**Required work:**
What is needed is a verbatim copy of each record below.

Data extracted from a collection

☆ ☆ ☆ ☆ ☆

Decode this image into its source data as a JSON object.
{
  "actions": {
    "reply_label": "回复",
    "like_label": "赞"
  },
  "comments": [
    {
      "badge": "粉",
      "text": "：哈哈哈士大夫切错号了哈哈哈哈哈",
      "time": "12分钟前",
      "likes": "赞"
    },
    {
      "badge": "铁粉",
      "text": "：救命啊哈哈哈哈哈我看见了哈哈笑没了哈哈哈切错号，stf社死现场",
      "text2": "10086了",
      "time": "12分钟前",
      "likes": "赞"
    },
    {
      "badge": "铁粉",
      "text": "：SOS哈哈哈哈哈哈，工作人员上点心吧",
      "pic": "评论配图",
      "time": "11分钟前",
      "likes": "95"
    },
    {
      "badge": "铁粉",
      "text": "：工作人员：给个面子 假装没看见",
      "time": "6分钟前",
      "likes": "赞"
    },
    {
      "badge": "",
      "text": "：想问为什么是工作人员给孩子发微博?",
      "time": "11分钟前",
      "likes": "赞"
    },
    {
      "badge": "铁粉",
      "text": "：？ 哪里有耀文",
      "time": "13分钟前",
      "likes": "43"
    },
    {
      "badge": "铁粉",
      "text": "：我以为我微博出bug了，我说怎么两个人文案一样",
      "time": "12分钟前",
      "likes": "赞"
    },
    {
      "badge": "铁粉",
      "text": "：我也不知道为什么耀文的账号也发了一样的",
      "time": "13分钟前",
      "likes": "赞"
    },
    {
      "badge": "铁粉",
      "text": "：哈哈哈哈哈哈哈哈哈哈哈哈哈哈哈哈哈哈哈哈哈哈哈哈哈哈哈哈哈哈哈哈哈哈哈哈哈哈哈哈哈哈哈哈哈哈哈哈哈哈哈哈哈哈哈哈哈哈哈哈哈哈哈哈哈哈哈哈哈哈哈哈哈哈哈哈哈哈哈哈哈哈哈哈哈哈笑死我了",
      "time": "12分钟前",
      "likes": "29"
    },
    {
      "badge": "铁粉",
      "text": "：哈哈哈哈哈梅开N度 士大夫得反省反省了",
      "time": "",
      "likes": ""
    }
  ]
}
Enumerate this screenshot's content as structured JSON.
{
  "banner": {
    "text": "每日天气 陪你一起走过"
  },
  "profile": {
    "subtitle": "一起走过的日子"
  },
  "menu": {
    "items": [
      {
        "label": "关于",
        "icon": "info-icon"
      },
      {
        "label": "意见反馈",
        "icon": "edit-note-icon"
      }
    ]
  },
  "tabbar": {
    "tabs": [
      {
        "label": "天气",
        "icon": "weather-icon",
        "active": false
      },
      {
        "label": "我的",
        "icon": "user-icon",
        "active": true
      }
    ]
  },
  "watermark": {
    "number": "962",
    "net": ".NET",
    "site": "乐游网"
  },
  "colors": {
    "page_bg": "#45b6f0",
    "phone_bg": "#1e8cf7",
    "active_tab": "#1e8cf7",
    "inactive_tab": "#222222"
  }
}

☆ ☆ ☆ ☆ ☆

**Response to this exercise:**
Decode this image into its source data as a JSON object.
{
  "actions": {
    "reply_label": "回复",
    "like_label": "赞"
  },
  "comments": [
    {
      "badge": "粉",
      "text": "：哈哈哈士大夫切错号了哈哈哈哈哈",
      "time": "12分钟前",
      "likes": "赞"
    },
    {
      "badge": "铁粉",
      "text": "：救命啊哈哈哈哈哈我看见了哈哈笑没了哈哈哈切错号，stf社死现场",
      "text2": "10086了",
      "time": "12分钟前",
      "likes": "赞"
    },
    {
      "badge": "铁粉",
      "text": "：SOS哈哈哈哈哈哈，工作人员上点心吧",
      "pic": "评论配图",
      "time": "11分钟前",
      "likes": "95"
    },
    {
      "badge": "铁粉",
      "text": "：工作人员：给个面子 假装没看见",
      "time": "6分钟前",
      "likes": "赞"
    },
    {
      "badge": "",
      "text": "：想问为什么是工作人员给孩子发微博?",
      "time": "11分钟前",
      "likes": "赞"
    },
    {
      "badge": "铁粉",
      "text": "：？ 哪里有耀文",
      "time": "13分钟前",
      "likes": "43"
    },
    {
      "badge": "铁粉",
      "text": "：我以为我微博出bug了，我说怎么两个人文案一样",
      "time": "12分钟前",
      "likes": "赞"
    },
    {
      "badge": "铁粉",
      "text": "：我也不知道为什么耀文的账号也发了一样的",
      "time": "13分钟前",
      "likes": "赞"
    },
    {
      "badge": "铁粉",
      "text": "：哈哈哈哈哈哈哈哈哈哈哈哈哈哈哈哈哈哈哈哈哈哈哈哈哈哈哈哈哈哈哈哈哈哈哈哈哈哈哈哈哈哈哈哈哈哈哈哈哈哈哈哈哈哈哈哈哈哈哈哈哈哈哈哈哈哈哈哈哈哈哈哈哈哈哈哈哈哈哈哈哈哈哈哈哈哈笑死我了",
      "time": "12分钟前",
      "likes": "29"
    },
    {
      "badge": "铁粉",
      "text": "：哈哈哈哈哈梅开N度 士大夫得反省反省了",
      "time": "",
      "likes": ""
    }
  ]
}
Enumerate this screenshot's content as structured JSON.
{
  "banner": {
    "text": "每日天气 陪你一起走过"
  },
  "profile": {
    "subtitle": "一起走过的日子"
  },
  "menu": {
    "items": [
      {
        "label": "关于",
        "icon": "info-icon"
      },
      {
        "label": "意见反馈",
        "icon": "edit-note-icon"
      }
    ]
  },
  "tabbar": {
    "tabs": [
      {
        "label": "天气",
        "icon": "weather-icon",
        "active": false
      },
      {
        "label": "我的",
        "icon": "user-icon",
        "active": true
      }
    ]
  },
  "watermark": {
    "number": "962",
    "net": ".NET",
    "site": "乐游网"
  },
  "colors": {
    "page_bg": "#45b6f0",
    "phone_bg": "#1e8cf7",
    "active_tab": "#1e8cf7",
    "inactive_tab": "#222222"
  }
}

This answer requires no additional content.